Researchers have created a new antibody capable of treating type 2 diabetes. Professors from the Harvard T.H. Chan School of Public Health conducted the study which uncovered two important findings. They identified that the antibody CA33 increased insulin sensitivity and lowered fasting blood glucose, liver fat and overall fat mass in obese mice. The antibody, however, did not have any effect on aP2-deficient mice. The research team examined this finding further and concluded it establishes its target specificity.
In clinical terms, the antibody targets aP2, a fatty acid binding protein, also known as FABP4, in fat-storing (adipose) tissue. An increase in adipose tissue has long been linked to an increased risk for metabolic diseases such as cardiovascular disease and type 2 diabetes. The tissue releases hormones which act in distant sites such as the brain, muscle and liver that affect systemic metabolism. It has become clear that the adipose tissue characteristic of obesity plays a significant role in metabolic disease development.
This research study, which was led by Professors Gokhan S. Hotamisligil and M. Furkan Burak, discovered one of the monoclonal antibodies targeting aP2 has the potential to be therapeutically transformative in fighting obesity related metabolic and immunometabolic diseases.
In his former research, Professor Gokhan S. Hotamisligil, found that levels of aP2 hormones in those living with atherosclerosis, obesity and diabetes are critically high. If somehow these levels could be reduced or controlled, scientists could find a treatment for these chronic diseases.

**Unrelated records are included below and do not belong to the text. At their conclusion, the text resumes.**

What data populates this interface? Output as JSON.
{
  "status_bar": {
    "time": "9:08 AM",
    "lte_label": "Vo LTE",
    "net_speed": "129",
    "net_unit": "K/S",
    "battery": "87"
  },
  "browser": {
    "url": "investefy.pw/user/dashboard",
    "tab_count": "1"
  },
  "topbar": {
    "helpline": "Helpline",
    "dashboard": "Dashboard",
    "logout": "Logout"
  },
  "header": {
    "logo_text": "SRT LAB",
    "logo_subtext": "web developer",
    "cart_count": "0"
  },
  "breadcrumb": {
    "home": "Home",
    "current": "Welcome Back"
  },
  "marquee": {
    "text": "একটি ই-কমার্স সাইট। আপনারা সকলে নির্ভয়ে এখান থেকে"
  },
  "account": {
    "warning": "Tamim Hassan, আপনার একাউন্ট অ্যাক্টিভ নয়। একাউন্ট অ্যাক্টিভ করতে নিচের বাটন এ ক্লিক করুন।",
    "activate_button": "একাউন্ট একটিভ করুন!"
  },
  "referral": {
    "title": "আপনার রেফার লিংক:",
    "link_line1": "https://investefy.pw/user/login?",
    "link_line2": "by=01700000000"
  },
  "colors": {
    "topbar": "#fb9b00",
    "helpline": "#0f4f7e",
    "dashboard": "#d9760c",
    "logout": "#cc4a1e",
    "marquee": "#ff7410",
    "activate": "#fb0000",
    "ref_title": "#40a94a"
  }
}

The research, which was published online through Science Translational Medicine on December 23, 2015, is still in its preclinical phase. The scientists are working on strategies to modify or mutate aP2 functions which could develop new medications to fight off type 2 diabetes. However, further evaluation is needed to test its results and safety before pushing for clinical trials on human participants.
Professor Hotamisligil stated that the discovery brought forward two important aspects. Primarily, it demonstrated the importance of aP2 as a critical hormone in abnormal glucose metabolism, which strongly correlates with metabolic complications; secondly, it proved that the hormone can be targeted to curb diabetes and possibly other immunometabolic diseases.

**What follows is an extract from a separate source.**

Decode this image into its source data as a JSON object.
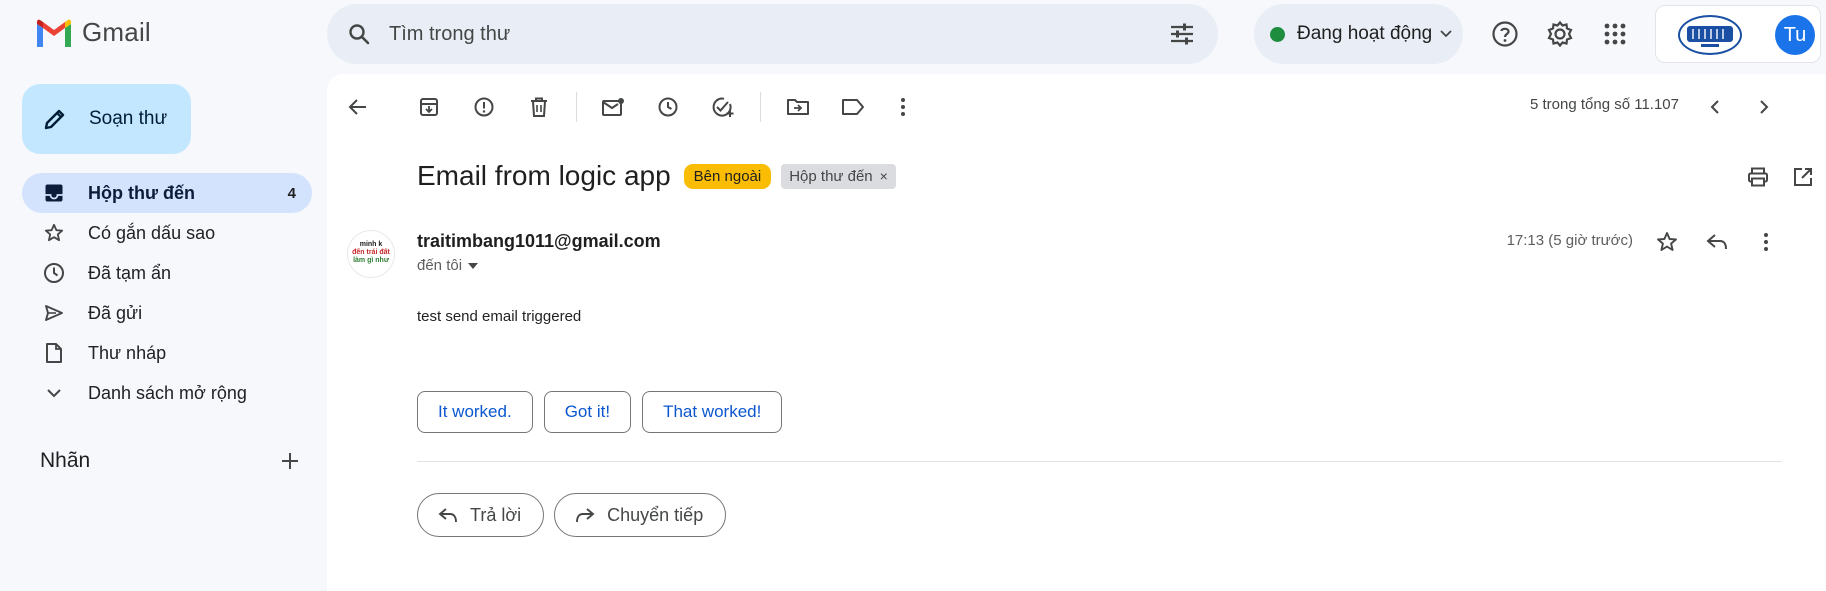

The clinical study was a collaboration between teams from the Harvard T.H. Chan School of Public Health led by Hotamisligil and M. Furkan Burak, the study’s lead authors and global biopharma company UCB.

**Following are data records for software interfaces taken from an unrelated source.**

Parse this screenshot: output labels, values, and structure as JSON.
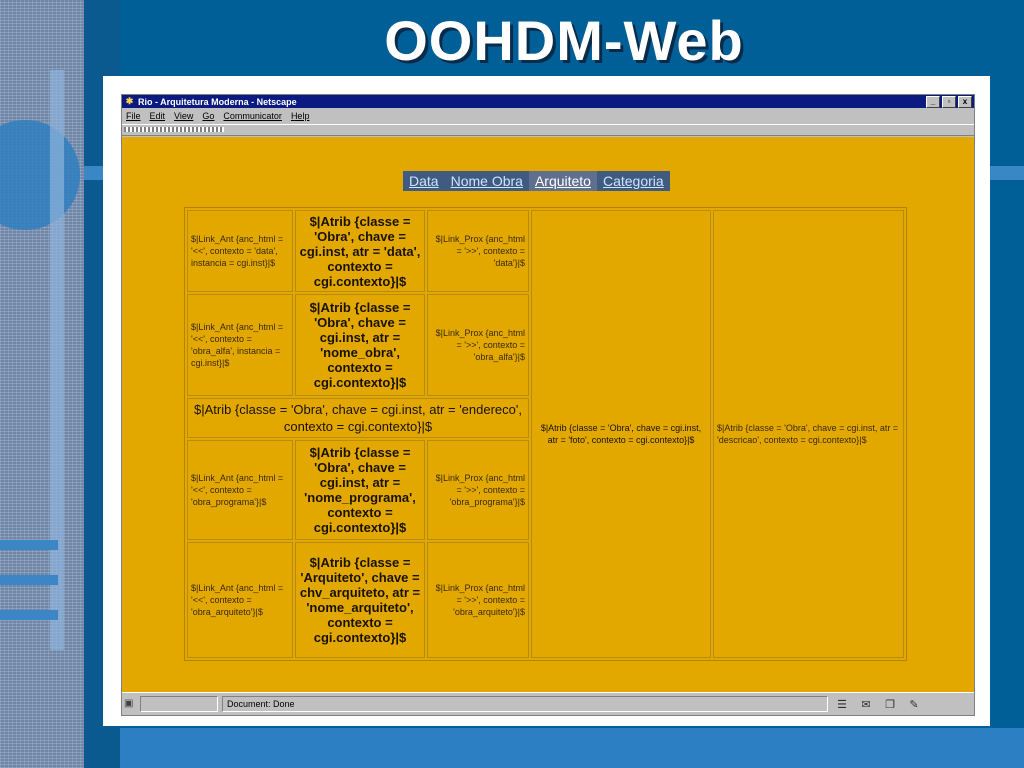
{
  "slide": {
    "title": "OOHDM-Web"
  },
  "browser": {
    "window_title": "Rio - Arquitetura Moderna - Netscape",
    "controls": {
      "minimize": "_",
      "maximize": "▫",
      "close": "x"
    },
    "menu": [
      "File",
      "Edit",
      "View",
      "Go",
      "Communicator",
      "Help"
    ],
    "status": "Document: Done"
  },
  "nav": [
    "Data",
    "Nome Obra",
    "Arquiteto",
    "Categoria"
  ],
  "rows": {
    "r1": {
      "left": "$|Link_Ant {anc_html = '<<', contexto = 'data', instancia = cgi.inst}|$",
      "mid": "$|Atrib {classe = 'Obra', chave = cgi.inst, atr = 'data', contexto = cgi.contexto}|$",
      "right": "$|Link_Prox {anc_html = '>>', contexto = 'data'}|$"
    },
    "r2": {
      "left": "$|Link_Ant {anc_html = '<<', contexto = 'obra_alfa', instancia = cgi.inst}|$",
      "mid": "$|Atrib {classe = 'Obra', chave = cgi.inst, atr = 'nome_obra', contexto = cgi.contexto}|$",
      "right": "$|Link_Prox {anc_html = '>>', contexto = 'obra_alfa'}|$"
    },
    "r3": {
      "wide": "$|Atrib {classe = 'Obra', chave = cgi.inst, atr = 'endereco', contexto = cgi.contexto}|$"
    },
    "r4": {
      "left": "$|Link_Ant {anc_html = '<<', contexto = 'obra_programa'}|$",
      "mid": "$|Atrib {classe = 'Obra', chave = cgi.inst, atr = 'nome_programa', contexto = cgi.contexto}|$",
      "right": "$|Link_Prox {anc_html = '>>', contexto = 'obra_programa'}|$"
    },
    "r5": {
      "left": "$|Link_Ant {anc_html = '<<', contexto = 'obra_arquiteto'}|$",
      "mid": "$|Atrib {classe = 'Arquiteto', chave = chv_arquiteto, atr = 'nome_arquiteto', contexto = cgi.contexto}|$",
      "right": "$|Link_Prox {anc_html = '>>', contexto = 'obra_arquiteto'}|$"
    }
  },
  "foto_cell": "$|Atrib {classe = 'Obra', chave = cgi.inst, atr = 'foto', contexto = cgi.contexto}|$",
  "descricao_cell": "$|Atrib {classe = 'Obra', chave = cgi.inst, atr = 'descricao', contexto = cgi.contexto}|$"
}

Findings suggest that an aP2-targeted antibody is a viable approach for type 2 diabetes treatment and possibly other immunometabolic diseases.